▶ TASK TO COMPLETE
Search the data for the word "JSON" and copy each line that has it.

▶ RAW DATA
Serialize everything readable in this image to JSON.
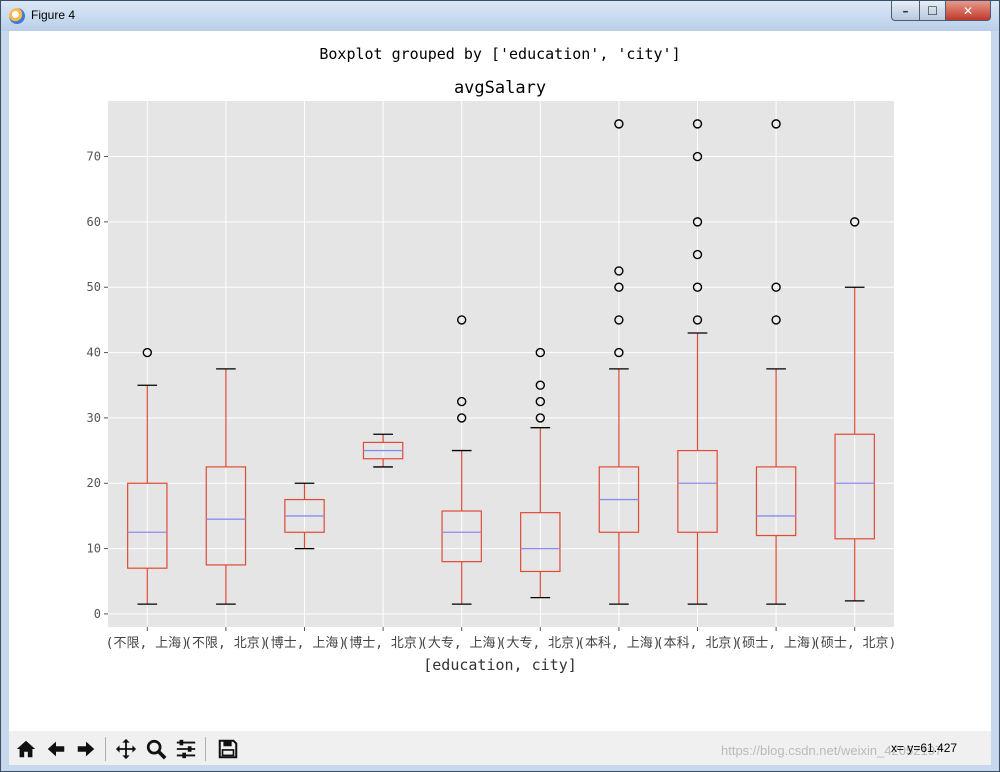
{
  "window": {
    "title": "Figure 4",
    "min_label": "–",
    "max_label": "☐",
    "close_label": "✕"
  },
  "toolbar": {
    "items": [
      {
        "name": "home-button",
        "icon": "home-icon"
      },
      {
        "name": "back-button",
        "icon": "arrow-left-icon"
      },
      {
        "name": "forward-button",
        "icon": "arrow-right-icon"
      },
      {
        "name": "pan-button",
        "icon": "move-icon"
      },
      {
        "name": "zoom-button",
        "icon": "magnifier-icon"
      },
      {
        "name": "subplots-button",
        "icon": "sliders-icon"
      },
      {
        "name": "save-button",
        "icon": "floppy-icon"
      }
    ],
    "coords": "x= y=61.427",
    "watermark": "https://blog.csdn.net/weixin_42052197"
  },
  "chart_data": {
    "type": "box",
    "suptitle": "Boxplot grouped by ['education', 'city']",
    "title": "avgSalary",
    "xlabel": "[education, city]",
    "ylabel": "",
    "ylim": [
      -2,
      78.5
    ],
    "yticks": [
      0,
      10,
      20,
      30,
      40,
      50,
      60,
      70
    ],
    "grid": true,
    "colors": {
      "box": "#e24a33",
      "median": "#8c8cf0",
      "whisker_cap": "#000000",
      "axes_bg": "#e5e5e5",
      "grid": "#ffffff"
    },
    "categories": [
      "(不限, 上海)",
      "(不限, 北京)",
      "(博士, 上海)",
      "(博士, 北京)",
      "(大专, 上海)",
      "(大专, 北京)",
      "(本科, 上海)",
      "(本科, 北京)",
      "(硕士, 上海)",
      "(硕士, 北京)"
    ],
    "boxes": [
      {
        "whislo": 1.5,
        "q1": 7,
        "med": 12.5,
        "q3": 20,
        "whishi": 35,
        "fliers": [
          40
        ]
      },
      {
        "whislo": 1.5,
        "q1": 7.5,
        "med": 14.5,
        "q3": 22.5,
        "whishi": 37.5,
        "fliers": []
      },
      {
        "whislo": 10,
        "q1": 12.5,
        "med": 15,
        "q3": 17.5,
        "whishi": 20,
        "fliers": []
      },
      {
        "whislo": 22.5,
        "q1": 23.75,
        "med": 25,
        "q3": 26.25,
        "whishi": 27.5,
        "fliers": []
      },
      {
        "whislo": 1.5,
        "q1": 8,
        "med": 12.5,
        "q3": 15.75,
        "whishi": 25,
        "fliers": [
          30,
          32.5,
          45
        ]
      },
      {
        "whislo": 2.5,
        "q1": 6.5,
        "med": 10,
        "q3": 15.5,
        "whishi": 28.5,
        "fliers": [
          30,
          32.5,
          35,
          40
        ]
      },
      {
        "whislo": 1.5,
        "q1": 12.5,
        "med": 17.5,
        "q3": 22.5,
        "whishi": 37.5,
        "fliers": [
          40,
          45,
          50,
          52.5,
          75
        ]
      },
      {
        "whislo": 1.5,
        "q1": 12.5,
        "med": 20,
        "q3": 25,
        "whishi": 43,
        "fliers": [
          45,
          50,
          55,
          60,
          70,
          75
        ]
      },
      {
        "whislo": 1.5,
        "q1": 12,
        "med": 15,
        "q3": 22.5,
        "whishi": 37.5,
        "fliers": [
          45,
          50,
          75
        ]
      },
      {
        "whislo": 2,
        "q1": 11.5,
        "med": 20,
        "q3": 27.5,
        "whishi": 50,
        "fliers": [
          60
        ]
      }
    ]
  }
}
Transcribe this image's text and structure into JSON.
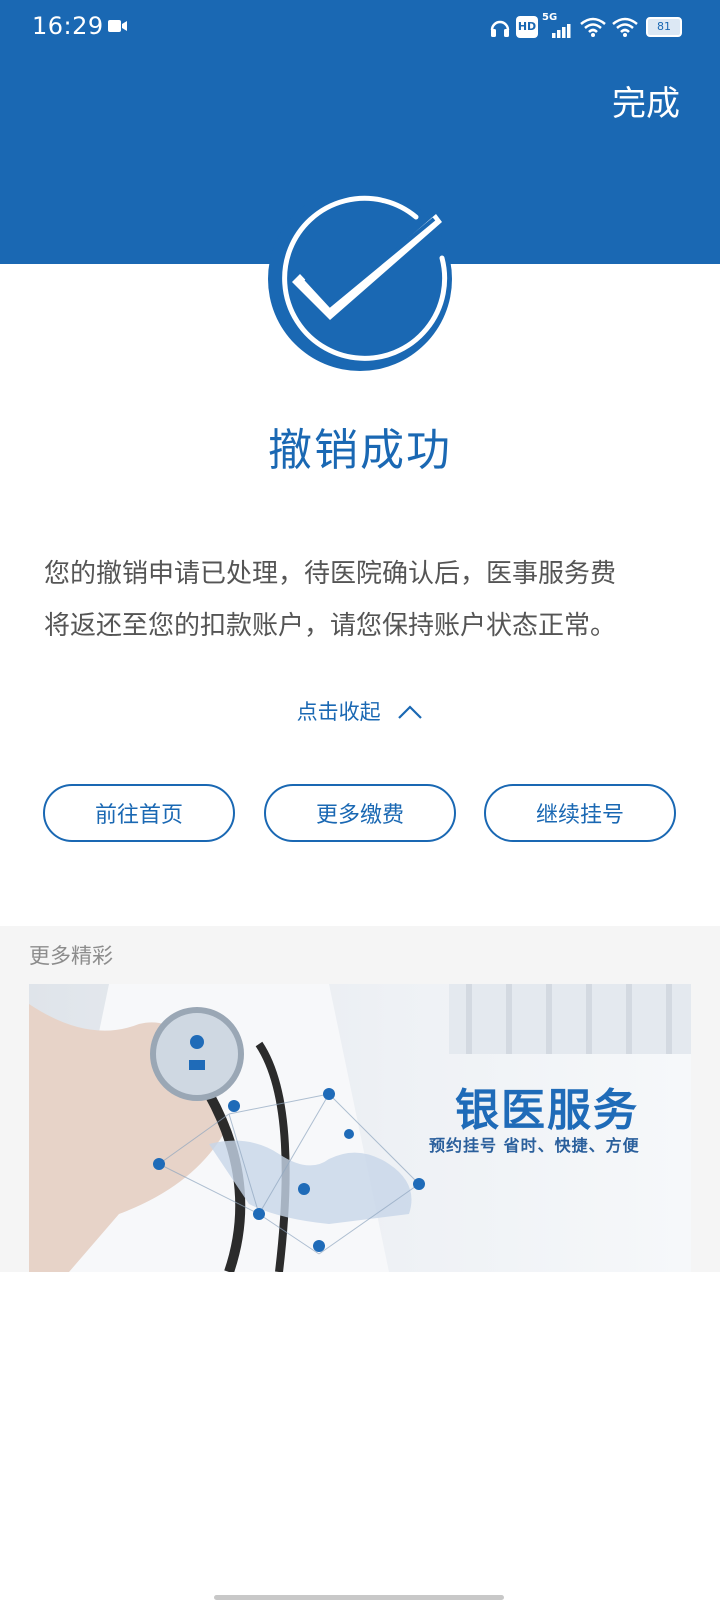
{
  "status_bar": {
    "time": "16:29",
    "signal_label": "5G",
    "hd_label": "HD",
    "battery": "81",
    "icons": [
      "video-camera-icon",
      "headphones-icon",
      "hd-icon",
      "cellular-5g-icon",
      "wifi-icon",
      "wifi-icon",
      "battery-icon"
    ]
  },
  "header": {
    "done_label": "完成",
    "accent_color": "#1a68b3"
  },
  "result": {
    "icon": "check-circle-icon",
    "title": "撤销成功",
    "message_line1": "您的撤销申请已处理，待医院确认后，医事服务费",
    "message_line2": "将返还至您的扣款账户，请您保持账户状态正常。",
    "collapse_label": "点击收起"
  },
  "actions": {
    "home_label": "前往首页",
    "pay_more_label": "更多缴费",
    "register_label": "继续挂号"
  },
  "more": {
    "section_title": "更多精彩",
    "banner_title": "银医服务",
    "banner_subtitle": "预约挂号 省时、快捷、方便"
  }
}
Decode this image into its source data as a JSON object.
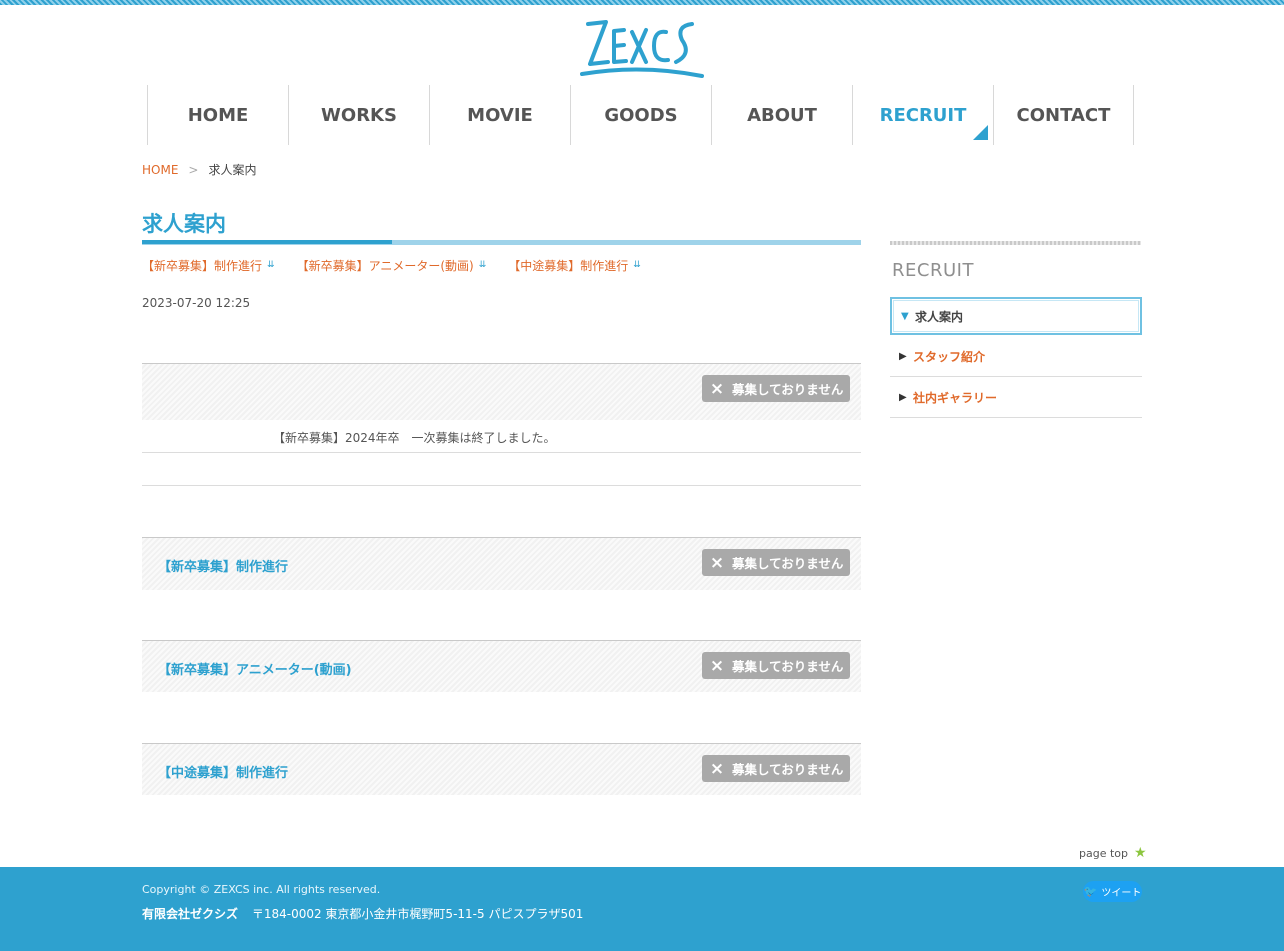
{
  "header": {
    "logo_text": "ZEXCS",
    "nav": [
      {
        "label": "HOME"
      },
      {
        "label": "WORKS"
      },
      {
        "label": "MOVIE"
      },
      {
        "label": "GOODS"
      },
      {
        "label": "ABOUT"
      },
      {
        "label": "RECRUIT"
      },
      {
        "label": "CONTACT"
      }
    ],
    "active_nav": "RECRUIT"
  },
  "breadcrumb": {
    "home": "HOME",
    "separator": ">",
    "current": "求人案内"
  },
  "main": {
    "title": "求人案内",
    "anchors": [
      {
        "label": "【新卒募集】制作進行",
        "icon": "double-down-arrow-icon"
      },
      {
        "label": "【新卒募集】アニメーター(動画)",
        "icon": "double-down-arrow-icon"
      },
      {
        "label": "【中途募集】制作進行",
        "icon": "double-down-arrow-icon"
      }
    ],
    "date": "2023-07-20 12:25",
    "notice": "【新卒募集】2024年卒　一次募集は終了しました。",
    "status_label": "募集しておりません",
    "status_icon": "×",
    "sections": [
      {
        "title": "【新卒募集】制作進行"
      },
      {
        "title": "【新卒募集】アニメーター(動画)"
      },
      {
        "title": "【中途募集】制作進行"
      }
    ]
  },
  "sidebar": {
    "heading": "RECRUIT",
    "items": [
      {
        "label": "求人案内",
        "active": true
      },
      {
        "label": "スタッフ紹介",
        "active": false
      },
      {
        "label": "社内ギャラリー",
        "active": false
      }
    ]
  },
  "page_top": {
    "label": "page top",
    "icon": "★"
  },
  "footer": {
    "copyright": "Copyright © ZEXCS inc. All rights reserved.",
    "company": "有限会社ゼクシズ",
    "address": "〒184-0002 東京都小金井市梶野町5-11-5 パピスプラザ501",
    "tweet_label": "ツイート"
  },
  "colors": {
    "accent": "#2ea1cf",
    "link": "#e06a2b",
    "badge": "#a9a9a9",
    "page_top_star": "#8cc63f"
  }
}
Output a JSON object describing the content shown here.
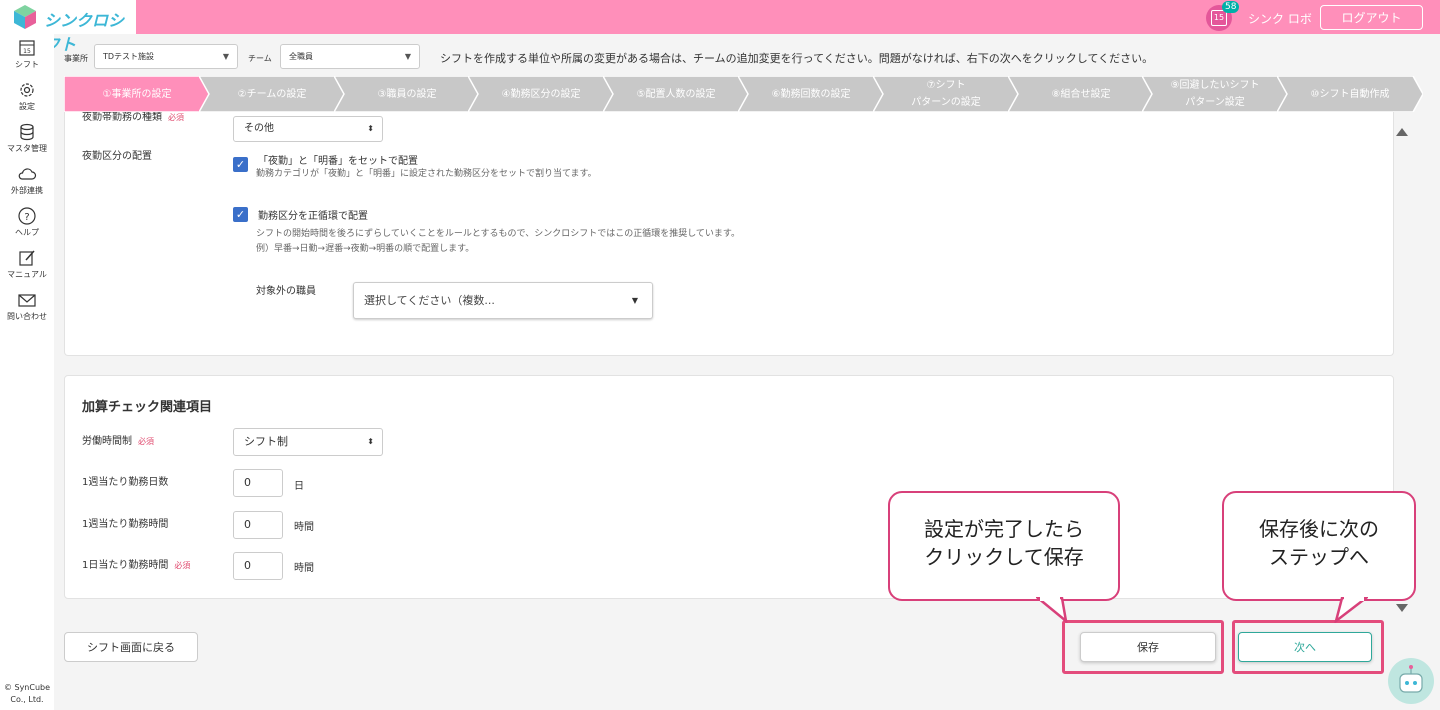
{
  "header": {
    "logo_text": "シンクロシフト",
    "calendar_day": "15",
    "notification_count": "58",
    "user_name": "シンク ロボ",
    "logout_label": "ログアウト"
  },
  "sidebar": {
    "items": [
      {
        "label": "シフト",
        "icon": "calendar-icon"
      },
      {
        "label": "設定",
        "icon": "gear-icon"
      },
      {
        "label": "マスタ管理",
        "icon": "database-icon"
      },
      {
        "label": "外部連携",
        "icon": "cloud-icon"
      },
      {
        "label": "ヘルプ",
        "icon": "help-icon"
      },
      {
        "label": "マニュアル",
        "icon": "edit-icon"
      },
      {
        "label": "問い合わせ",
        "icon": "mail-icon"
      }
    ],
    "copyright": "© SynCube Co., Ltd."
  },
  "filters": {
    "office_label": "事業所",
    "office_value": "TDテスト施設",
    "team_label": "チーム",
    "team_value": "全職員",
    "notice": "シフトを作成する単位や所属の変更がある場合は、チームの追加変更を行ってください。問題がなければ、右下の次へをクリックしてください。"
  },
  "steps": [
    {
      "label": "①事業所の設定",
      "active": true
    },
    {
      "label": "②チームの設定",
      "active": false
    },
    {
      "label": "③職員の設定",
      "active": false
    },
    {
      "label": "④勤務区分の設定",
      "active": false
    },
    {
      "label": "⑤配置人数の設定",
      "active": false
    },
    {
      "label": "⑥勤務回数の設定",
      "active": false
    },
    {
      "label": "⑦シフト\nパターンの設定",
      "active": false
    },
    {
      "label": "⑧組合せ設定",
      "active": false
    },
    {
      "label": "⑨回避したいシフト\nパターン設定",
      "active": false
    },
    {
      "label": "⑩シフト自動作成",
      "active": false
    }
  ],
  "colors": {
    "header_pink": "#ff8fba",
    "active_step": "#ff8fba",
    "inactive_step": "#c8c8c8",
    "checkbox_blue": "#3a6fc9",
    "highlight_red": "#e34c7c",
    "next_teal": "#2fa89a"
  },
  "panel1": {
    "cut_label": "夜勤帯勤務の種類",
    "cut_required": "必須",
    "cut_select": "その他",
    "night_label": "夜勤区分の配置",
    "check1_label": "「夜勤」と「明番」をセットで配置",
    "check1_desc": "勤務カテゴリが「夜勤」と「明番」に設定された勤務区分をセットで割り当てます。",
    "check2_label": "勤務区分を正循環で配置",
    "check2_desc1": "シフトの開始時間を後ろにずらしていくことをルールとするもので、シンクロシフトではこの正循環を推奨しています。",
    "check2_desc2": "例）早番→日勤→遅番→夜勤→明番の順で配置します。",
    "exclude_label": "対象外の職員",
    "exclude_placeholder": "選択してください（複数..."
  },
  "panel2": {
    "title": "加算チェック関連項目",
    "labor_label": "労働時間制",
    "labor_required": "必須",
    "labor_value": "シフト制",
    "days_label": "1週当たり勤務日数",
    "days_value": "0",
    "days_unit": "日",
    "week_hours_label": "1週当たり勤務時間",
    "week_hours_value": "0",
    "week_hours_unit": "時間",
    "day_hours_label": "1日当たり勤務時間",
    "day_hours_required": "必須",
    "day_hours_value": "0",
    "day_hours_unit": "時間"
  },
  "footer": {
    "back_label": "シフト画面に戻る",
    "save_label": "保存",
    "next_label": "次へ"
  },
  "callouts": {
    "save_line1": "設定が完了したら",
    "save_line2": "クリックして保存",
    "next_line1": "保存後に次の",
    "next_line2": "ステップへ"
  }
}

▶ SOLUTION BELOW
Serialize everything readable in this image to JSON.
Transcribe this image's text and structure into JSON.
Decode this image into its source data as a JSON object.
Output a JSON object describing the content shown here.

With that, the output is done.